- Task item
Reproduce, exactly and in full, the records that follow, minus any pictures.

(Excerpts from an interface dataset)
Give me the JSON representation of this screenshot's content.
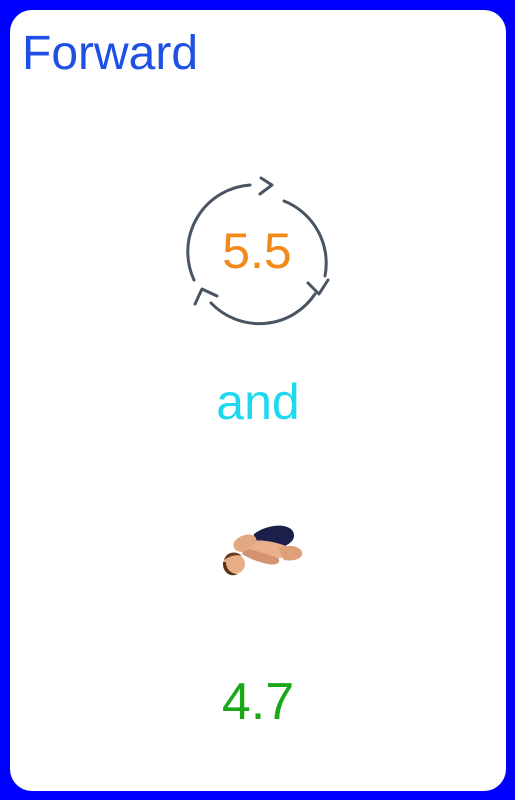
{
  "card": {
    "title": "Forward",
    "rotation": {
      "icon": "rotate-cycle-icon",
      "value": "5.5",
      "value_color": "#f28a1a"
    },
    "connector": "and",
    "position": {
      "icon": "tuck-position-diver-icon"
    },
    "score": "4.7"
  },
  "colors": {
    "border": "#0000ff",
    "title": "#1e50e6",
    "connector": "#1ed8f0",
    "score": "#1aa81a",
    "icon_stroke": "#4a5563"
  }
}
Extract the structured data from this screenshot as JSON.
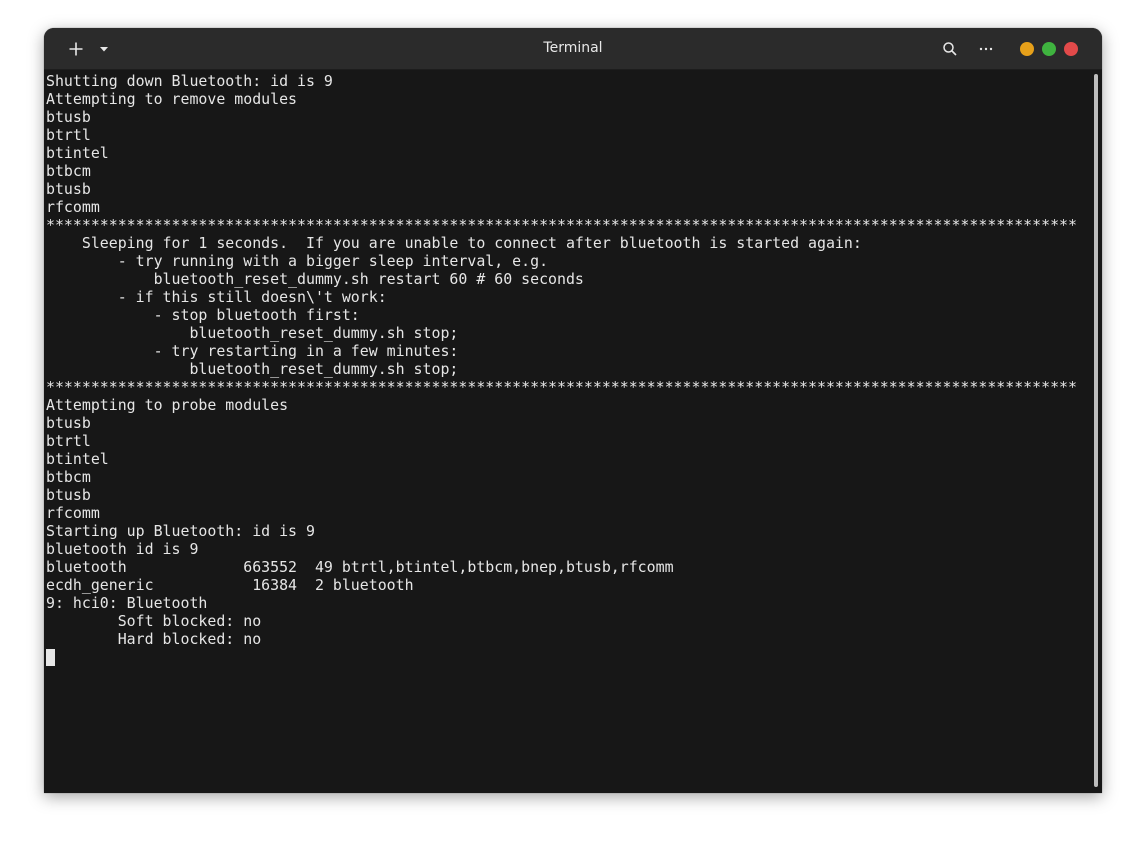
{
  "window": {
    "title": "Terminal"
  },
  "icons": {
    "new_tab": "plus-icon",
    "tab_menu": "caret-down-icon",
    "search": "search-icon",
    "menu": "more-icon",
    "minimize": "minimize-dot",
    "maximize": "maximize-dot",
    "close": "close-dot"
  },
  "colors": {
    "titlebar": "#2b2b2b",
    "terminal_bg": "#171717",
    "text": "#e6e6e6",
    "minimize": "#e6a01a",
    "maximize": "#3fb33f",
    "close": "#e24a4a"
  },
  "terminal": {
    "lines": [
      "Shutting down Bluetooth: id is 9",
      "Attempting to remove modules",
      "btusb",
      "btrtl",
      "btintel",
      "btbcm",
      "btusb",
      "rfcomm",
      "*******************************************************************************************************************",
      "    Sleeping for 1 seconds.  If you are unable to connect after bluetooth is started again:",
      "        - try running with a bigger sleep interval, e.g.",
      "            bluetooth_reset_dummy.sh restart 60 # 60 seconds",
      "        - if this still doesn\\'t work:",
      "            - stop bluetooth first:",
      "                bluetooth_reset_dummy.sh stop;",
      "            - try restarting in a few minutes:",
      "                bluetooth_reset_dummy.sh stop;",
      "*******************************************************************************************************************",
      "Attempting to probe modules",
      "btusb",
      "btrtl",
      "btintel",
      "btbcm",
      "btusb",
      "rfcomm",
      "Starting up Bluetooth: id is 9",
      "bluetooth id is 9",
      "bluetooth             663552  49 btrtl,btintel,btbcm,bnep,btusb,rfcomm",
      "ecdh_generic           16384  2 bluetooth",
      "9: hci0: Bluetooth",
      "        Soft blocked: no",
      "        Hard blocked: no"
    ]
  }
}
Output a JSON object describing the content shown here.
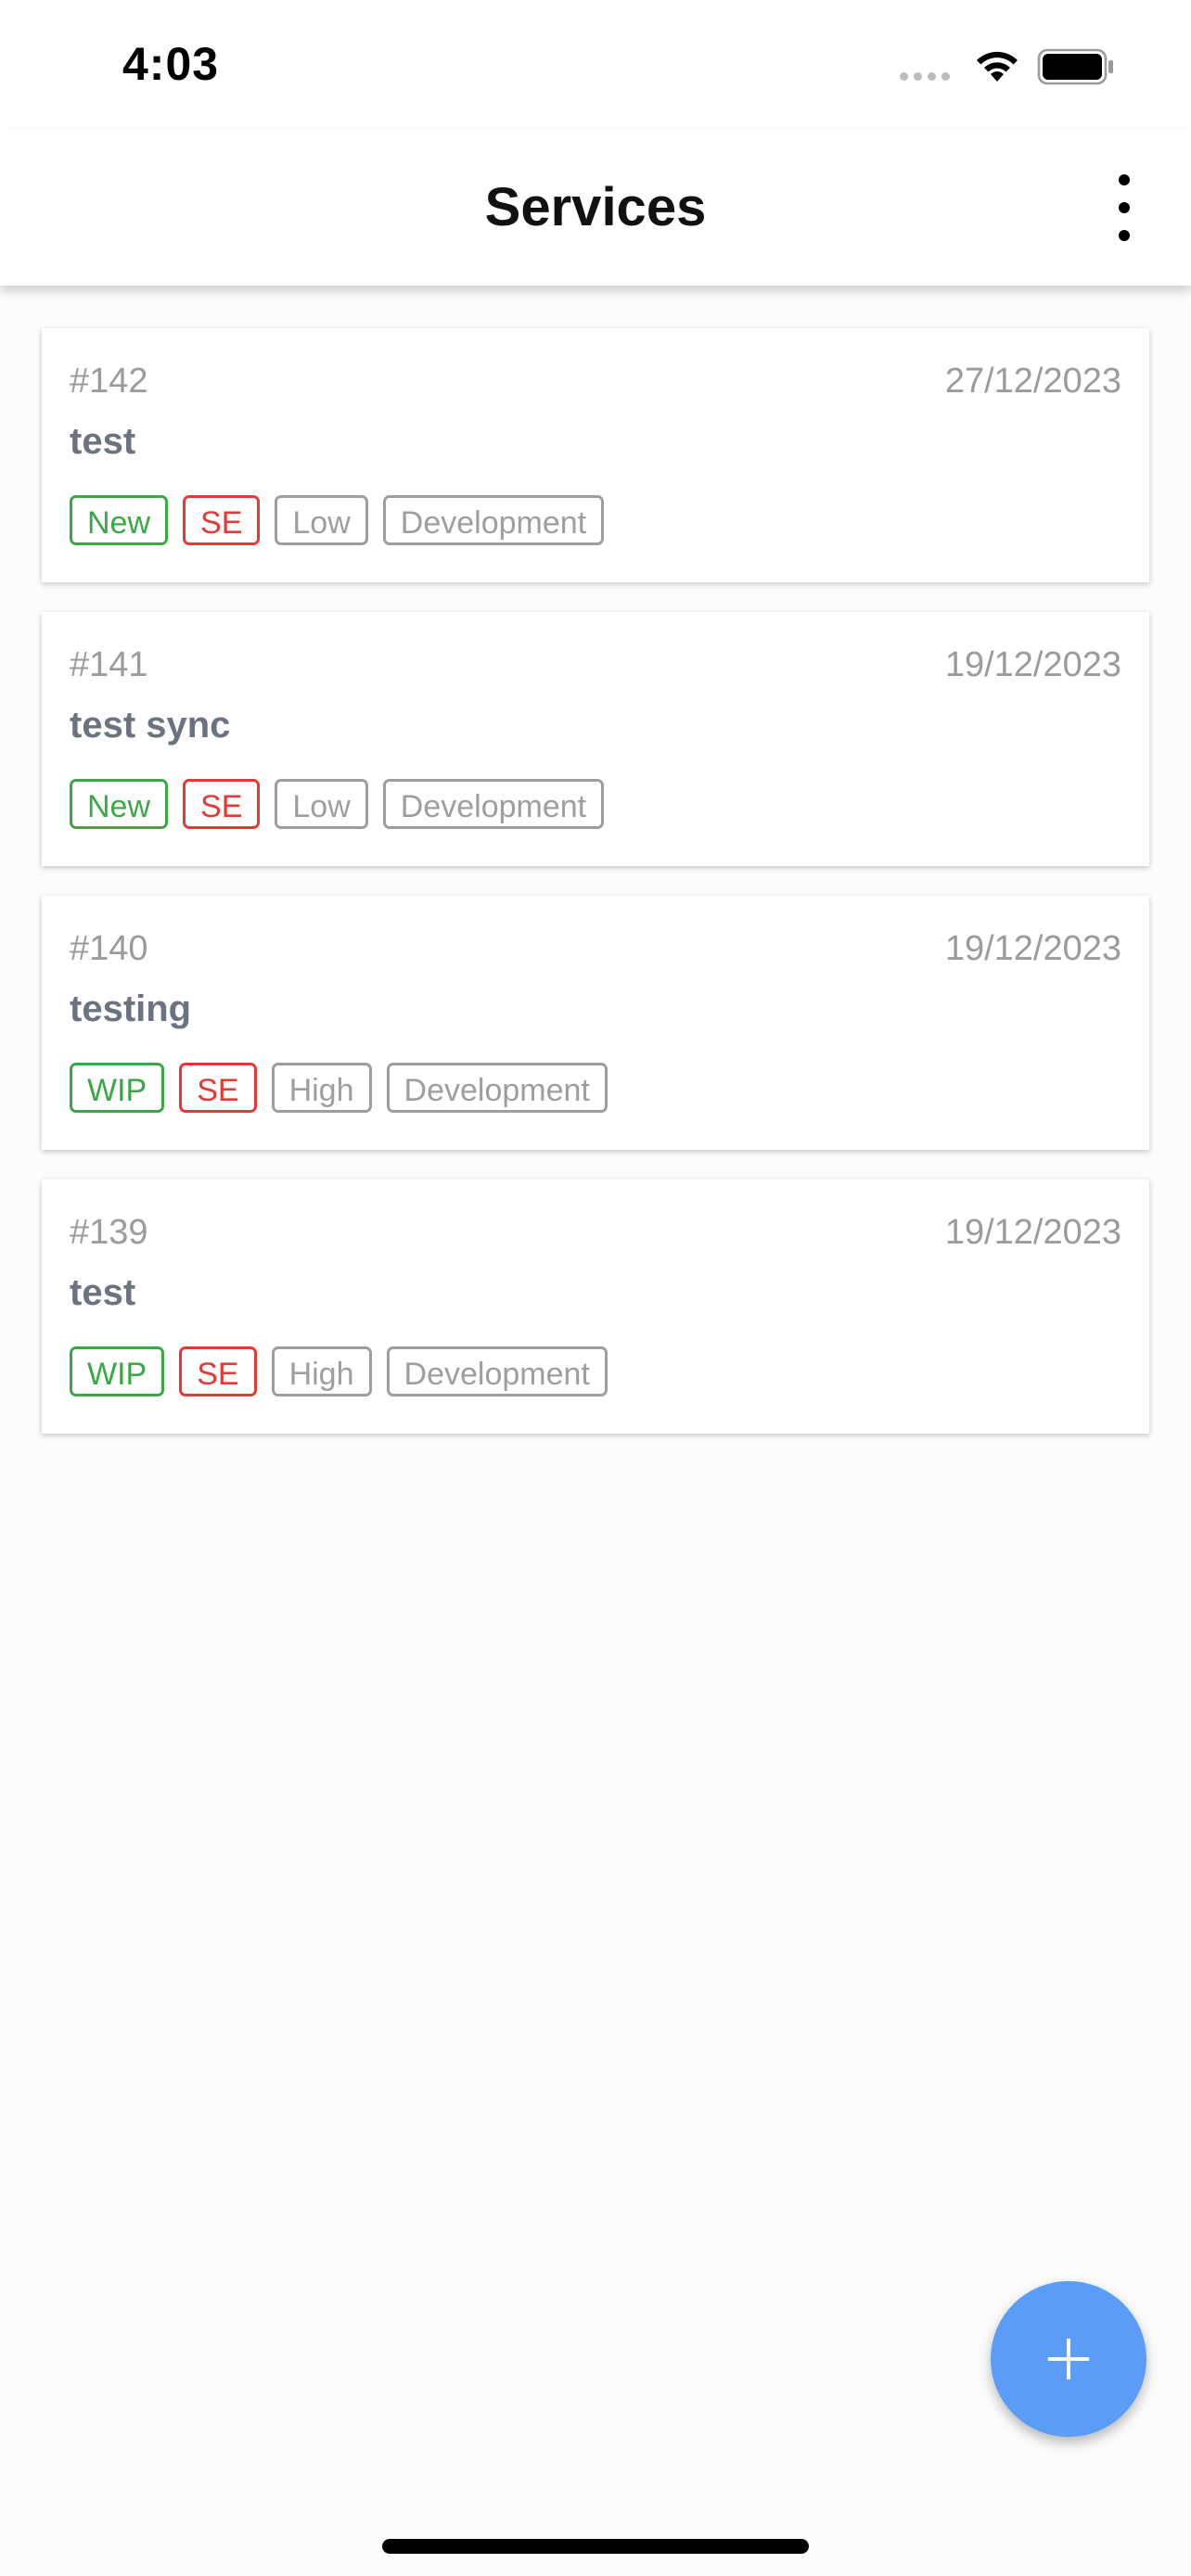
{
  "status_bar": {
    "time": "4:03",
    "icons": [
      "cellular-signal-icon",
      "wifi-icon",
      "battery-icon"
    ]
  },
  "header": {
    "title": "Services",
    "menu_icon": "more-vertical-icon"
  },
  "services": [
    {
      "id": "#142",
      "date": "27/12/2023",
      "title": "test",
      "status": "New",
      "type": "SE",
      "priority": "Low",
      "category": "Development"
    },
    {
      "id": "#141",
      "date": "19/12/2023",
      "title": "test sync",
      "status": "New",
      "type": "SE",
      "priority": "Low",
      "category": "Development"
    },
    {
      "id": "#140",
      "date": "19/12/2023",
      "title": "testing",
      "status": "WIP",
      "type": "SE",
      "priority": "High",
      "category": "Development"
    },
    {
      "id": "#139",
      "date": "19/12/2023",
      "title": "test",
      "status": "WIP",
      "type": "SE",
      "priority": "High",
      "category": "Development"
    }
  ],
  "fab": {
    "icon": "plus-icon"
  },
  "colors": {
    "status_tag": "#3aa845",
    "type_tag": "#e53935",
    "neutral_tag": "#9e9e9e",
    "fab": "#5a9cf6"
  }
}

- Solution to this problem
Give me the JSON representation of this screenshot's content.
{
  "card": {
    "title": "Forward",
    "rotation": {
      "icon": "rotate-cycle-icon",
      "value": "5.5",
      "value_color": "#f28a1a"
    },
    "connector": "and",
    "position": {
      "icon": "tuck-position-diver-icon"
    },
    "score": "4.7"
  },
  "colors": {
    "border": "#0000ff",
    "title": "#1e50e6",
    "connector": "#1ed8f0",
    "score": "#1aa81a",
    "icon_stroke": "#4a5563"
  }
}
Extract the structured data from this screenshot as JSON.
{
  "window": {
    "title": "Terminal"
  },
  "icons": {
    "new_tab": "plus-icon",
    "tab_menu": "caret-down-icon",
    "search": "search-icon",
    "menu": "more-icon",
    "minimize": "minimize-dot",
    "maximize": "maximize-dot",
    "close": "close-dot"
  },
  "colors": {
    "titlebar": "#2b2b2b",
    "terminal_bg": "#171717",
    "text": "#e6e6e6",
    "minimize": "#e6a01a",
    "maximize": "#3fb33f",
    "close": "#e24a4a"
  },
  "terminal": {
    "lines": [
      "Shutting down Bluetooth: id is 9",
      "Attempting to remove modules",
      "btusb",
      "btrtl",
      "btintel",
      "btbcm",
      "btusb",
      "rfcomm",
      "*******************************************************************************************************************",
      "    Sleeping for 1 seconds.  If you are unable to connect after bluetooth is started again:",
      "        - try running with a bigger sleep interval, e.g.",
      "            bluetooth_reset_dummy.sh restart 60 # 60 seconds",
      "        - if this still doesn\\'t work:",
      "            - stop bluetooth first:",
      "                bluetooth_reset_dummy.sh stop;",
      "            - try restarting in a few minutes:",
      "                bluetooth_reset_dummy.sh stop;",
      "*******************************************************************************************************************",
      "Attempting to probe modules",
      "btusb",
      "btrtl",
      "btintel",
      "btbcm",
      "btusb",
      "rfcomm",
      "Starting up Bluetooth: id is 9",
      "bluetooth id is 9",
      "bluetooth             663552  49 btrtl,btintel,btbcm,bnep,btusb,rfcomm",
      "ecdh_generic           16384  2 bluetooth",
      "9: hci0: Bluetooth",
      "        Soft blocked: no",
      "        Hard blocked: no"
    ]
  }
}
Output a JSON object describing the content shown here.
{
  "status_bar": {
    "time": "4:03",
    "icons": [
      "cellular-signal-icon",
      "wifi-icon",
      "battery-icon"
    ]
  },
  "header": {
    "title": "Services",
    "menu_icon": "more-vertical-icon"
  },
  "services": [
    {
      "id": "#142",
      "date": "27/12/2023",
      "title": "test",
      "status": "New",
      "type": "SE",
      "priority": "Low",
      "category": "Development"
    },
    {
      "id": "#141",
      "date": "19/12/2023",
      "title": "test sync",
      "status": "New",
      "type": "SE",
      "priority": "Low",
      "category": "Development"
    },
    {
      "id": "#140",
      "date": "19/12/2023",
      "title": "testing",
      "status": "WIP",
      "type": "SE",
      "priority": "High",
      "category": "Development"
    },
    {
      "id": "#139",
      "date": "19/12/2023",
      "title": "test",
      "status": "WIP",
      "type": "SE",
      "priority": "High",
      "category": "Development"
    }
  ],
  "fab": {
    "icon": "plus-icon"
  },
  "colors": {
    "status_tag": "#3aa845",
    "type_tag": "#e53935",
    "neutral_tag": "#9e9e9e",
    "fab": "#5a9cf6"
  }
}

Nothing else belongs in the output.